Take your final trip on the London Necropolis Railway, which transported coffins and mourners from the city to Brookwood Cemetery in Surrey. Make sure to get a first-class ticket so that your body doesn’t mix with those of a lower sort.

More in United Kingdom

‘A Couple Hold Hands in the Street’ by Stik and ‘The Crane’ by ROA, Brick Lane Street Art, London

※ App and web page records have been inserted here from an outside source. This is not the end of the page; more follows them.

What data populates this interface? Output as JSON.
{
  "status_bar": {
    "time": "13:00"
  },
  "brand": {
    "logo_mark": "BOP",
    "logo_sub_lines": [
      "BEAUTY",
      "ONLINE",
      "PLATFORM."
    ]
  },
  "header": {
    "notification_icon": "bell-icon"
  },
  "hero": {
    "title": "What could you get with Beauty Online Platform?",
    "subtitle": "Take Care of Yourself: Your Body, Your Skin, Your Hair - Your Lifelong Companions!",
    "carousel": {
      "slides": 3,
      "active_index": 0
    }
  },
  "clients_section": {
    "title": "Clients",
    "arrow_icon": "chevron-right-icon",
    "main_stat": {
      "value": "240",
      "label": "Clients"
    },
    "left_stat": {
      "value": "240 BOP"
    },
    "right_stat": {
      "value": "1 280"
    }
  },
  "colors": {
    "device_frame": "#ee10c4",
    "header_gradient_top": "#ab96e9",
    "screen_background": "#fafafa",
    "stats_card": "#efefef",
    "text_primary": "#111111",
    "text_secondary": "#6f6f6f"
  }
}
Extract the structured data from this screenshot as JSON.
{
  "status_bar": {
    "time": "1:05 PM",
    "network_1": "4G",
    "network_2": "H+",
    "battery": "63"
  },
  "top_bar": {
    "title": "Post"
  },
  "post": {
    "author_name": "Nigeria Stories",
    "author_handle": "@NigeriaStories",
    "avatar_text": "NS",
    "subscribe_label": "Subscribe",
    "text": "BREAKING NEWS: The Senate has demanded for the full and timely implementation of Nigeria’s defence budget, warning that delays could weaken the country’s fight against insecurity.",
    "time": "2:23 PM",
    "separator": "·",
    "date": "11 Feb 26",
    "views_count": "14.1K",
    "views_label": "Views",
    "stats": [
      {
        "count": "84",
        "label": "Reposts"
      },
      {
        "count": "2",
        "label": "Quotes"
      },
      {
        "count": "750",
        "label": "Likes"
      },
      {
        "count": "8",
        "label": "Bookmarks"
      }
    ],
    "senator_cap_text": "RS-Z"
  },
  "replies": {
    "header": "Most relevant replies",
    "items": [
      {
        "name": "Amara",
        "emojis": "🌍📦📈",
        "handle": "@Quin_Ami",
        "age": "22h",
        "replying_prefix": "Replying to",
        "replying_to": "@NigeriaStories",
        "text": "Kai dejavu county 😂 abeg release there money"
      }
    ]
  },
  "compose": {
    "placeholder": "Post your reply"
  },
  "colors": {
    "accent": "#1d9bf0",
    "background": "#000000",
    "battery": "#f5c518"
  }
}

Brick Lane, in the heart of the East End of London, is often considered one of the most famous locations in the UK for graffiti and street art. Whilst international street artists aspire to paint on Brick Lane, it is kept fresh by local artists who change the graffiti on a weekly basis. Works can be found by famous street artists from around the world, including Phlegm, Ben Eine, Banksy, Noriaki, C215, ROA, Vhils and Shepard Fairey, to name just a few. One of the most popular works of street art in the area is that of ‘A Couple Hold Hands in the Street’ on Princelet Street by local artist Stik. The piece, created in 2010, shows a woman in a niqab holding hands with a second stick figure and was voted the nation’s 17th favourite artwork in a poll in 2017. One of the other long-standing pieces in the area is The Crane on Hanbury street which was created by Belgian street artist, ROA. The work was originally intended to be a heron but was changed to a crane after ROA learnt that they were sacred to the Bengali community, who make up a significant portion of the local population.